- [Instructions to follow] Please give an exact printout of the records, without any pictures.

START Given information

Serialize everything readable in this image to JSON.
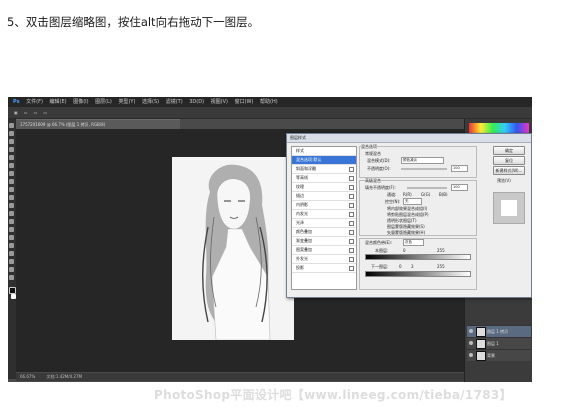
{
  "instruction": "5、双击图层缩略图，按住alt向右拖动下一图层。",
  "watermark": "PhotoShop平面设计吧【www.lineeg.com/tieba/1783】",
  "photoshop": {
    "app_logo": "Ps",
    "menu": [
      "文件(F)",
      "编辑(E)",
      "图像(I)",
      "图层(L)",
      "类型(Y)",
      "选择(S)",
      "滤镜(T)",
      "3D(D)",
      "视图(V)",
      "窗口(W)",
      "帮助(H)"
    ],
    "document_tab": "1757201609 @ 66.7% (图层 1 拷贝, RGB/8)",
    "status_zoom": "66.67%",
    "status_doc": "文档:1.42M/4.27M",
    "layers": [
      {
        "name": "图层 1 拷贝"
      },
      {
        "name": "图层 1"
      },
      {
        "name": "背景"
      }
    ]
  },
  "dialog": {
    "title": "图层样式",
    "styles": [
      "样式",
      "混合选项:默认",
      "斜面和浮雕",
      "等高线",
      "纹理",
      "描边",
      "内阴影",
      "内发光",
      "光泽",
      "颜色叠加",
      "渐变叠加",
      "图案叠加",
      "外发光",
      "投影"
    ],
    "section_general": "混合选项",
    "general_blending": "常规混合",
    "blend_mode_label": "混合模式(D):",
    "blend_mode_value": "颜色减淡",
    "opacity_label": "不透明度(O):",
    "opacity_value": "100",
    "section_advanced": "高级混合",
    "fill_opacity_label": "填充不透明度(F):",
    "fill_opacity_value": "100",
    "channels_label": "通道:",
    "channels": [
      "R(R)",
      "G(G)",
      "B(B)"
    ],
    "knockout_label": "挖空(N):",
    "knockout_value": "无",
    "adv_options": [
      "将内部效果混合成组(I)",
      "将剪贴图层混合成组(P)",
      "透明形状图层(T)",
      "图层蒙版隐藏效果(S)",
      "矢量蒙版隐藏效果(H)"
    ],
    "blend_if_label": "混合颜色带(E):",
    "blend_if_value": "灰色",
    "this_layer_label": "本图层:",
    "this_layer_values": [
      "0",
      "255"
    ],
    "underlying_label": "下一图层:",
    "underlying_values": [
      "0",
      "3",
      "255"
    ],
    "buttons": {
      "ok": "确定",
      "reset": "复位",
      "new_style": "新建样式(W)...",
      "preview": "预览(V)"
    }
  },
  "colors": {
    "ps_bg": "#262626",
    "dialog_bg": "#eeeeee",
    "selected": "#3875d7"
  }
}
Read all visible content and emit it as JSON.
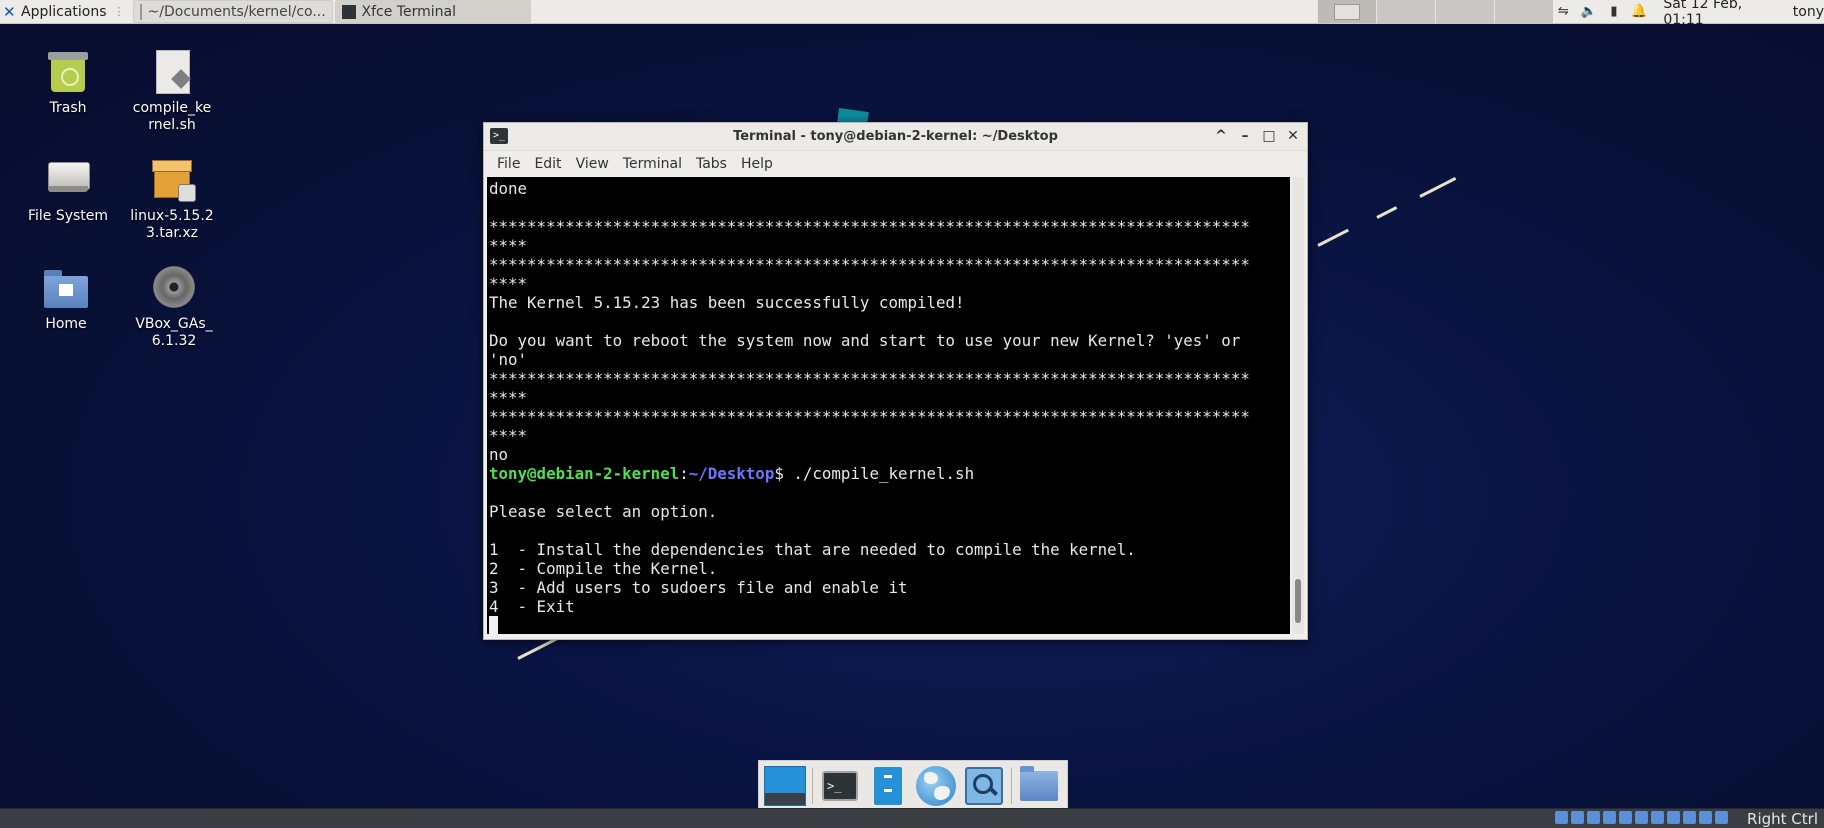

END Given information

- [Exercise solution]
Serialize everything readable in this image to JSON.
{
  "instruction": "5、双击图层缩略图，按住alt向右拖动下一图层。",
  "watermark": "PhotoShop平面设计吧【www.lineeg.com/tieba/1783】",
  "photoshop": {
    "app_logo": "Ps",
    "menu": [
      "文件(F)",
      "编辑(E)",
      "图像(I)",
      "图层(L)",
      "类型(Y)",
      "选择(S)",
      "滤镜(T)",
      "3D(D)",
      "视图(V)",
      "窗口(W)",
      "帮助(H)"
    ],
    "document_tab": "1757201609 @ 66.7% (图层 1 拷贝, RGB/8)",
    "status_zoom": "66.67%",
    "status_doc": "文档:1.42M/4.27M",
    "layers": [
      {
        "name": "图层 1 拷贝"
      },
      {
        "name": "图层 1"
      },
      {
        "name": "背景"
      }
    ]
  },
  "dialog": {
    "title": "图层样式",
    "styles": [
      "样式",
      "混合选项:默认",
      "斜面和浮雕",
      "等高线",
      "纹理",
      "描边",
      "内阴影",
      "内发光",
      "光泽",
      "颜色叠加",
      "渐变叠加",
      "图案叠加",
      "外发光",
      "投影"
    ],
    "section_general": "混合选项",
    "general_blending": "常规混合",
    "blend_mode_label": "混合模式(D):",
    "blend_mode_value": "颜色减淡",
    "opacity_label": "不透明度(O):",
    "opacity_value": "100",
    "section_advanced": "高级混合",
    "fill_opacity_label": "填充不透明度(F):",
    "fill_opacity_value": "100",
    "channels_label": "通道:",
    "channels": [
      "R(R)",
      "G(G)",
      "B(B)"
    ],
    "knockout_label": "挖空(N):",
    "knockout_value": "无",
    "adv_options": [
      "将内部效果混合成组(I)",
      "将剪贴图层混合成组(P)",
      "透明形状图层(T)",
      "图层蒙版隐藏效果(S)",
      "矢量蒙版隐藏效果(H)"
    ],
    "blend_if_label": "混合颜色带(E):",
    "blend_if_value": "灰色",
    "this_layer_label": "本图层:",
    "this_layer_values": [
      "0",
      "255"
    ],
    "underlying_label": "下一图层:",
    "underlying_values": [
      "0",
      "3",
      "255"
    ],
    "buttons": {
      "ok": "确定",
      "reset": "复位",
      "new_style": "新建样式(W)...",
      "preview": "预览(V)"
    }
  },
  "colors": {
    "ps_bg": "#262626",
    "dialog_bg": "#eeeeee",
    "selected": "#3875d7"
  }
}
Read all visible content and emit it as JSON.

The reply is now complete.